- **WHAT THIS TASK INVOLVES**: Output the data below in full, byte for byte. Nothing may differ.

- **Entries from a dataset of interfaces**:
==============================

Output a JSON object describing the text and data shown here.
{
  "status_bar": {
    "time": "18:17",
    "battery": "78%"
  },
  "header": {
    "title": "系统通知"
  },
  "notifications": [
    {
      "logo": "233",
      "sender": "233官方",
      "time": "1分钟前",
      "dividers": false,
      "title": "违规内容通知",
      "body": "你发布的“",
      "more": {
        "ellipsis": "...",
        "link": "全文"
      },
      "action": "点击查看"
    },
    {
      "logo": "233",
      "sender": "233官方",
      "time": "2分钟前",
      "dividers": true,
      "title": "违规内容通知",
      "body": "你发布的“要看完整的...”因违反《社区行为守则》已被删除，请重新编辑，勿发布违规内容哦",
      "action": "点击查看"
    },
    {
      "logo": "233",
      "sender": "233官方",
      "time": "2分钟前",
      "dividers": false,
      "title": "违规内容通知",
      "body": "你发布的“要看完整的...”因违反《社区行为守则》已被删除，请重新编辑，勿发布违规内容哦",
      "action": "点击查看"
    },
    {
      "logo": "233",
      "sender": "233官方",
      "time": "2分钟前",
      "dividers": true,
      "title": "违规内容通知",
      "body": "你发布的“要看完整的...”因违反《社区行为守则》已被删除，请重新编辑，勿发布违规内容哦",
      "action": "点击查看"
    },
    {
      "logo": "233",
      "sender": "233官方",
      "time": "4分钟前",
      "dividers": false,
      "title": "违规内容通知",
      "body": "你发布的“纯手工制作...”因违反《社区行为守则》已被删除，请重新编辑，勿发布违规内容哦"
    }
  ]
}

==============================

- **EXPECTED ANSWER**:
Output a JSON object describing the text and data shown here.
{
  "status_bar": {
    "time": "18:17",
    "battery": "78%"
  },
  "header": {
    "title": "系统通知"
  },
  "notifications": [
    {
      "logo": "233",
      "sender": "233官方",
      "time": "1分钟前",
      "dividers": false,
      "title": "违规内容通知",
      "body": "你发布的“",
      "more": {
        "ellipsis": "...",
        "link": "全文"
      },
      "action": "点击查看"
    },
    {
      "logo": "233",
      "sender": "233官方",
      "time": "2分钟前",
      "dividers": true,
      "title": "违规内容通知",
      "body": "你发布的“要看完整的...”因违反《社区行为守则》已被删除，请重新编辑，勿发布违规内容哦",
      "action": "点击查看"
    },
    {
      "logo": "233",
      "sender": "233官方",
      "time": "2分钟前",
      "dividers": false,
      "title": "违规内容通知",
      "body": "你发布的“要看完整的...”因违反《社区行为守则》已被删除，请重新编辑，勿发布违规内容哦",
      "action": "点击查看"
    },
    {
      "logo": "233",
      "sender": "233官方",
      "time": "2分钟前",
      "dividers": true,
      "title": "违规内容通知",
      "body": "你发布的“要看完整的...”因违反《社区行为守则》已被删除，请重新编辑，勿发布违规内容哦",
      "action": "点击查看"
    },
    {
      "logo": "233",
      "sender": "233官方",
      "time": "4分钟前",
      "dividers": false,
      "title": "违规内容通知",
      "body": "你发布的“纯手工制作...”因违反《社区行为守则》已被删除，请重新编辑，勿发布违规内容哦"
    }
  ]
}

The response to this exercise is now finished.